◆ **TASK TO COMPLETE**
What lines of the data hold the string "도면층별"? Copy them all.

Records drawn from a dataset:
= Beginning of Section =

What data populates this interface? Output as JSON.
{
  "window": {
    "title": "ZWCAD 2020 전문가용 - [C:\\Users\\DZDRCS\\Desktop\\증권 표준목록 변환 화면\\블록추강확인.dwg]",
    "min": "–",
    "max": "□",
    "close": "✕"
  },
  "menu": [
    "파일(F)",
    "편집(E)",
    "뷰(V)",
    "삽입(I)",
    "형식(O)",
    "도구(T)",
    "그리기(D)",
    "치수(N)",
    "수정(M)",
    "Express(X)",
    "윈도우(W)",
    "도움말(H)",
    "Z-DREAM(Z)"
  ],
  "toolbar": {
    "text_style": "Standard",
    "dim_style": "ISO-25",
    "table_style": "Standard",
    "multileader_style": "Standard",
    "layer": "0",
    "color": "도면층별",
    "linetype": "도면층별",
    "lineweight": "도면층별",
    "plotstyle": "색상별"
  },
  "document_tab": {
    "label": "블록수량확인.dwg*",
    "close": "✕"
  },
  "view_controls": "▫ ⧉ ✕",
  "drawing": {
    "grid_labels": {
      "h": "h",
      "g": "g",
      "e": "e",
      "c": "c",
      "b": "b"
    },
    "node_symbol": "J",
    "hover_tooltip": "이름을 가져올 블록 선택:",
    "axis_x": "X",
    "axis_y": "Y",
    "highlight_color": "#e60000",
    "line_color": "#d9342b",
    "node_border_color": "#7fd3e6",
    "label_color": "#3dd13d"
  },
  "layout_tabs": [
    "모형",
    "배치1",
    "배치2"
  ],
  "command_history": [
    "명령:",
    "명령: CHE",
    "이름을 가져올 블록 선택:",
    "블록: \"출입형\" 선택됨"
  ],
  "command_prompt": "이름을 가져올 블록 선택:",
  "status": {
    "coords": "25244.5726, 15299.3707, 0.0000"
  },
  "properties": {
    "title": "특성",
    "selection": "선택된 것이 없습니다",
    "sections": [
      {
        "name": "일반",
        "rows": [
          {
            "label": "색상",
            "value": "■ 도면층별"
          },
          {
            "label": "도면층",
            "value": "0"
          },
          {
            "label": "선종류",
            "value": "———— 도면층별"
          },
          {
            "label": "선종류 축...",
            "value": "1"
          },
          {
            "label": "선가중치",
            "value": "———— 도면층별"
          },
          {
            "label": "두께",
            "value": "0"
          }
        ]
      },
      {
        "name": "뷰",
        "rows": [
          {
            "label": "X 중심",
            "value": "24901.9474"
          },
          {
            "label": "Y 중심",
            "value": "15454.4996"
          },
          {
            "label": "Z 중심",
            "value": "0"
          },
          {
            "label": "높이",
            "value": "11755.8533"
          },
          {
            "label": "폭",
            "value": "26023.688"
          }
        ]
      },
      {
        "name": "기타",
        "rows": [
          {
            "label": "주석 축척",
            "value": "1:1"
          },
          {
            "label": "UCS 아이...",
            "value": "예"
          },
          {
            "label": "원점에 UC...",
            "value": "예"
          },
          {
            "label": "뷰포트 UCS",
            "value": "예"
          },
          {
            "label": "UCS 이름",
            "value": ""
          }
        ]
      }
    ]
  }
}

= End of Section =

◆ **EXERCISE ANSWER**
    "color": "도면층별",
    "linetype": "도면층별",
    "lineweight": "도면층별",
            "value": "■ 도면층별"
            "value": "———— 도면층별"
            "value": "———— 도면층별"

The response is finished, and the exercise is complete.